◆ **EXERCISE BRIEF**
Please work out how many lines in the entries contain "your", then give that number with nothing added.

(Recorded data)
++++++++++

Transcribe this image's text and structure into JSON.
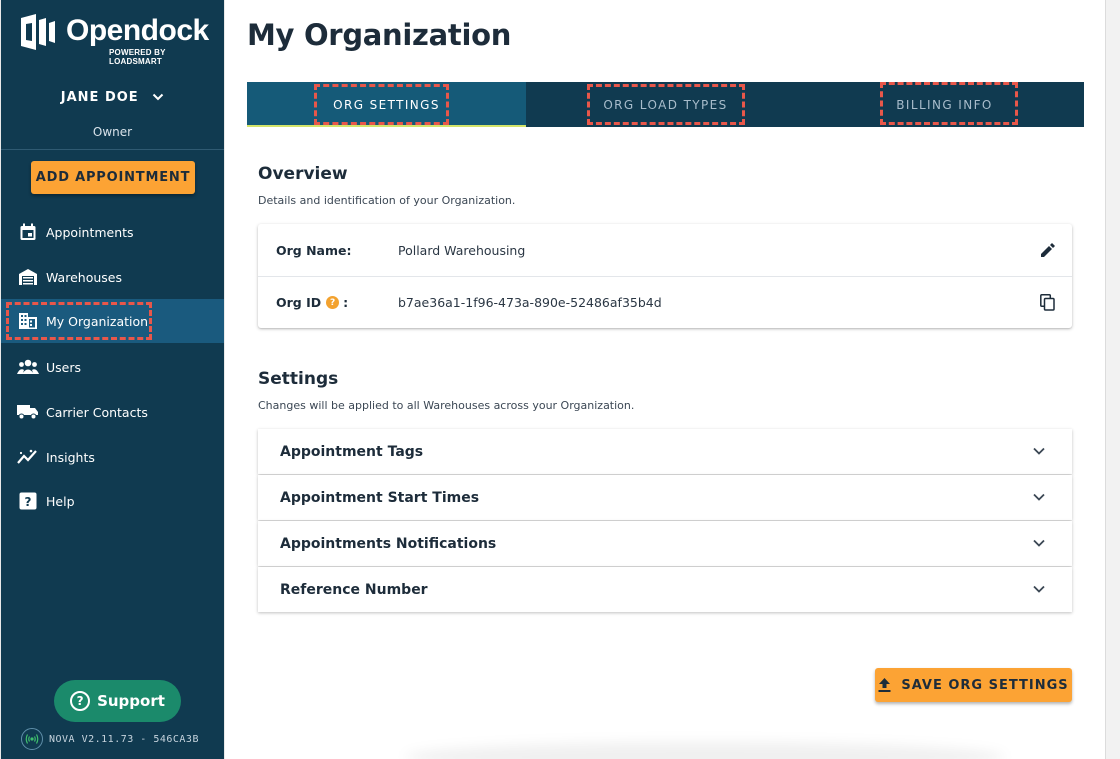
{
  "brand": {
    "name": "Opendock",
    "tagline": "POWERED BY LOADSMART"
  },
  "user": {
    "name": "JANE DOE",
    "role": "Owner"
  },
  "sidebar": {
    "add_button": "ADD APPOINTMENT",
    "items": [
      {
        "label": "Appointments",
        "icon": "calendar-icon"
      },
      {
        "label": "Warehouses",
        "icon": "warehouse-icon"
      },
      {
        "label": "My Organization",
        "icon": "building-icon",
        "active": true
      },
      {
        "label": "Users",
        "icon": "users-icon"
      },
      {
        "label": "Carrier Contacts",
        "icon": "truck-icon"
      },
      {
        "label": "Insights",
        "icon": "insights-icon"
      },
      {
        "label": "Help",
        "icon": "help-icon"
      }
    ],
    "support_label": "Support",
    "version": "NOVA V2.11.73 - 546CA3B"
  },
  "page": {
    "title": "My Organization"
  },
  "tabs": [
    {
      "label": "ORG SETTINGS",
      "active": true
    },
    {
      "label": "ORG LOAD TYPES",
      "active": false
    },
    {
      "label": "BILLING INFO",
      "active": false
    }
  ],
  "overview": {
    "title": "Overview",
    "subtitle": "Details and identification of your Organization.",
    "org_name_label": "Org Name:",
    "org_name_value": "Pollard Warehousing",
    "org_id_label": "Org ID",
    "org_id_colon": ":",
    "org_id_value": "b7ae36a1-1f96-473a-890e-52486af35b4d"
  },
  "settings": {
    "title": "Settings",
    "subtitle": "Changes will be applied to all Warehouses across your Organization.",
    "panels": [
      "Appointment Tags",
      "Appointment Start Times",
      "Appointments Notifications",
      "Reference Number"
    ]
  },
  "save_button": "SAVE ORG SETTINGS",
  "colors": {
    "sidebar_bg": "#103a50",
    "active_nav": "#1a5a7e",
    "accent_orange": "#fca334",
    "support_green": "#1b8a6b",
    "highlight_red": "#e8574a"
  }
}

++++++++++

◆ **RESULT**
2